typedef struct Colour  Color;
  typedef struct Colour  Colour;

  struct Colour {
    byte  alpha;  /* 0=opaque, 255=transparent */
    byte  red;    /* intensity of red light, 0=none, 255=bright */
    byte  green;  /* intensity of green light, 0=none, 255=bright */
    byte  blue;   /* intensity of blue light, 0=none, 255=bright */


  Colour  rgb(int red, int green, int blue);     /* create Colour */
  Colour  argb(int alpha, int r, int g, int b);  /* with alpha */

  Colour  new_color(int r, int g, int b);    /* create Colour */
  Colour  new_colour(int r, int g, int b);   /* create Colour */

  int     rgbs_equal(Colour a, Colour b);    /* compare Colours */
  int     colors_equal(Colour a, Colour b);  /* compare Colours */
  int     colours_equal(Colour a, Colour b); /* compare Colours */


  #define CLEAR           argb(0xFF,0xFF,0xFF,0xFF)

  #define BLACK           rgb(0x00,0x00,0x00)
  #define WHITE           rgb(0xFF,0xFF,0xFF)
  #define BLUE            rgb(0x00,0x00,0xFF)
  #define YELLOW          rgb(0xFF,0xFF,0x00)
  #define GREEN           rgb(0x00,0xFF,0x00)
  #define MAGENTA         rgb(0xFF,0x00,0xFF)
  #define RED             rgb(0xFF,0x00,0x00)
  #define CYAN            rgb(0x00,0xFF,0xFF)

  #define GREY            rgb(0x80,0x80,0x80)
  #define GRAY            rgb(0x80,0x80,0x80)
  #define LIGHT_GREY      rgb(0xC0,0xC0,0xC0)
  #define LIGHT_GRAY      rgb(0xC0,0xC0,0xC0)
  #define DARK_GREY       rgb(0x40,0x40,0x40)
  #define DARK_GRAY       rgb(0x40,0x40,0x40)

  #define DARK_BLUE       rgb(0x00,0x00,0x80)
  #define DARK_GREEN      rgb(0x00,0x80,0x00)
  #define DARK_RED        rgb(0x80,0x00,0x00)
  #define LIGHT_BLUE      rgb(0x80,0xC0,0xFF)
  #define LIGHT_GREEN     rgb(0x80,0xFF,0x80)
  #define LIGHT_RED       rgb(0xFF,0xC0,0xFF)
  #define PINK            rgb(0xFF,0xAF,0xAF)
  #define BROWN           rgb(0x60,0x30,0x00)
  #define ORANGE          rgb(0xFF,0x80,0x00)
  #define PURPLE          rgb(0xC0,0x00,0xFF)
  #define LIME            rgb(0x80,0xFF,0x00)


A Colour value is a structure used to represent a colour, using four integer components: three to represent the intensity of red, green and blue light, and one to represent the transparency of the colour against a background, otherwise known as the alpha channel value. The names Colour and Color are interchangeable.

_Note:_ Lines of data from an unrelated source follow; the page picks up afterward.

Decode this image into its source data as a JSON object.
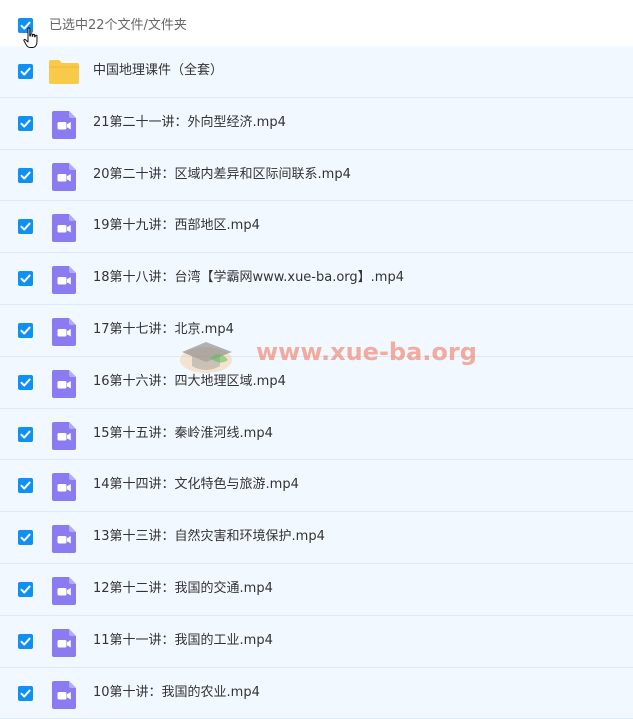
{
  "header": {
    "selection_label": "已选中22个文件/文件夹",
    "select_all_checked": true
  },
  "rows": [
    {
      "type": "folder",
      "name": "中国地理课件（全套）",
      "checked": true,
      "icon": "folder-icon"
    },
    {
      "type": "video",
      "name": "21第二十一讲：外向型经济.mp4",
      "checked": true,
      "icon": "video-file-icon"
    },
    {
      "type": "video",
      "name": "20第二十讲：区域内差异和区际间联系.mp4",
      "checked": true,
      "icon": "video-file-icon"
    },
    {
      "type": "video",
      "name": "19第十九讲：西部地区.mp4",
      "checked": true,
      "icon": "video-file-icon"
    },
    {
      "type": "video",
      "name": "18第十八讲：台湾【学霸网www.xue-ba.org】.mp4",
      "checked": true,
      "icon": "video-file-icon"
    },
    {
      "type": "video",
      "name": "17第十七讲：北京.mp4",
      "checked": true,
      "icon": "video-file-icon"
    },
    {
      "type": "video",
      "name": "16第十六讲：四大地理区域.mp4",
      "checked": true,
      "icon": "video-file-icon"
    },
    {
      "type": "video",
      "name": "15第十五讲：秦岭淮河线.mp4",
      "checked": true,
      "icon": "video-file-icon"
    },
    {
      "type": "video",
      "name": "14第十四讲：文化特色与旅游.mp4",
      "checked": true,
      "icon": "video-file-icon"
    },
    {
      "type": "video",
      "name": "13第十三讲：自然灾害和环境保护.mp4",
      "checked": true,
      "icon": "video-file-icon"
    },
    {
      "type": "video",
      "name": "12第十二讲：我国的交通.mp4",
      "checked": true,
      "icon": "video-file-icon"
    },
    {
      "type": "video",
      "name": "11第十一讲：我国的工业.mp4",
      "checked": true,
      "icon": "video-file-icon"
    },
    {
      "type": "video",
      "name": "10第十讲：我国的农业.mp4",
      "checked": true,
      "icon": "video-file-icon"
    }
  ],
  "watermark": {
    "text": "www.xue-ba.org"
  },
  "colors": {
    "checkbox": "#0f91f1",
    "row_background": "#f2f8ff",
    "row_divider": "#dce9f7",
    "video_icon": "#8a7cf0",
    "folder_icon": "#f9c94a",
    "watermark": "#f06e50"
  }
}
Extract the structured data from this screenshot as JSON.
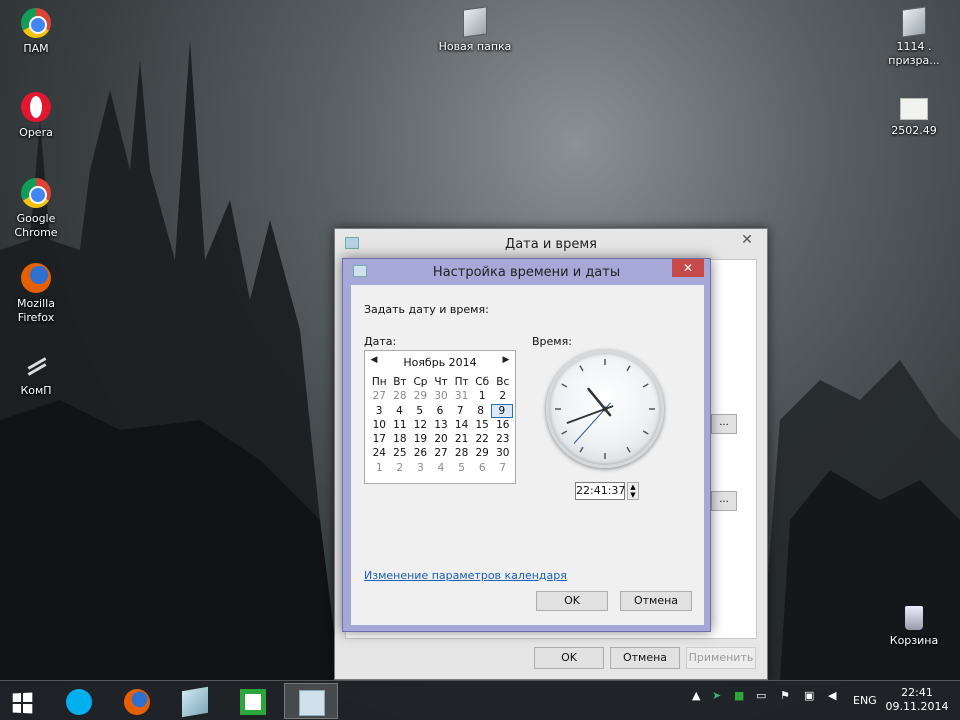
{
  "desktop": {
    "icons_left": [
      {
        "label": "ПАМ",
        "icon": "chrome-icon"
      },
      {
        "label": "Opera",
        "icon": "opera-icon"
      },
      {
        "label": "Google Chrome",
        "icon": "chrome-icon"
      },
      {
        "label": "Mozilla Firefox",
        "icon": "firefox-icon"
      },
      {
        "label": "КомП",
        "icon": "shortcut-icon"
      }
    ],
    "folder_new": "Новая папка",
    "icon_right_1": "1114 . призра...",
    "icon_right_2": "2502.49",
    "recycle_bin": "Корзина"
  },
  "parent_window": {
    "title": "Дата и время",
    "ok": "OK",
    "cancel": "Отмена",
    "apply": "Применить",
    "side_button": "..."
  },
  "dialog": {
    "title": "Настройка времени и даты",
    "close": "✕",
    "prompt": "Задать дату и время:",
    "date_label": "Дата:",
    "time_label": "Время:",
    "month": "Ноябрь 2014",
    "weekdays": [
      "Пн",
      "Вт",
      "Ср",
      "Чт",
      "Пт",
      "Сб",
      "Вс"
    ],
    "weeks": [
      [
        "27",
        "28",
        "29",
        "30",
        "31",
        "1",
        "2"
      ],
      [
        "3",
        "4",
        "5",
        "6",
        "7",
        "8",
        "9"
      ],
      [
        "10",
        "11",
        "12",
        "13",
        "14",
        "15",
        "16"
      ],
      [
        "17",
        "18",
        "19",
        "20",
        "21",
        "22",
        "23"
      ],
      [
        "24",
        "25",
        "26",
        "27",
        "28",
        "29",
        "30"
      ],
      [
        "1",
        "2",
        "3",
        "4",
        "5",
        "6",
        "7"
      ]
    ],
    "selected_day": "9",
    "time_value": "22:41:37",
    "clock": {
      "hour": 22,
      "minute": 41,
      "second": 37
    },
    "calendar_link": "Изменение параметров календаря",
    "ok": "OK",
    "cancel": "Отмена"
  },
  "taskbar": {
    "language": "ENG",
    "time": "22:41",
    "date": "09.11.2014"
  },
  "colors": {
    "dialog_frame": "#a6a8d8",
    "close_red": "#c74a4a",
    "link_blue": "#1a5fb4"
  }
}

The rgb function constructs a fully-opaque Colour value, given the required intensity of red, green and blue light. The values of red, green and blue can range from zero (no intensity) to 255 (maximum intensity). The rgb function is implemented as a macro.

Pre-defined colours are available, such as BLACK, WHITE, GREY, BLUE, RED, GREEN, etc. These are defined using the C pre-processor as calls to the rgb function, and as such, cannot be used outside of function blocks (for instance, you cannot use the pre-defined colours in an initialising structure). The bit-patterns these colours become when inside a bitmap are not generally defined; bitmaps are platform-dependent data structures, and should be treated as output devices only. (Note that both American and British English spellings are supported, both for colour-names and functions which employ the word 'colour' or 'color'. Thus GREY and GRAY are quite legal, and interchangeable.)

The alpha byte of a Colour value is used to represent a transparency value. If this byte is equal to 255, that Colour is fully transparent. If the alpha value is zero, the Colour is fully opaque. In theory, an alpha value between zero and 255 can be used to perform 'colour blending', however currently only fully transparent and fully opaque rgb values are supported. The special constant CLEAR can be used to represent fully transparent Colour values in images, and so forth.

The argb function constructs a Colour value which has an explicit alpha value between 0 and 255 inclusive.

The new_color and new_colour functions are macros which call rgb to create fully-opaque colours.

Colours can be be compared using rgbs_equal. The macro functions colors_equal and colours_equal are synonyms for this comparison function.

Important note: Colours, when passed as function parameters, are generally passed by value on the stack. This means that modifying a colour within a function will not change its value outside that function. Colours can thus be treated as numeric objects, like integers. (Were they to be passed by pointer, this would not be the case.) This differs somewhat from the way Java implicitly passes all objects by pointer, except for numbers.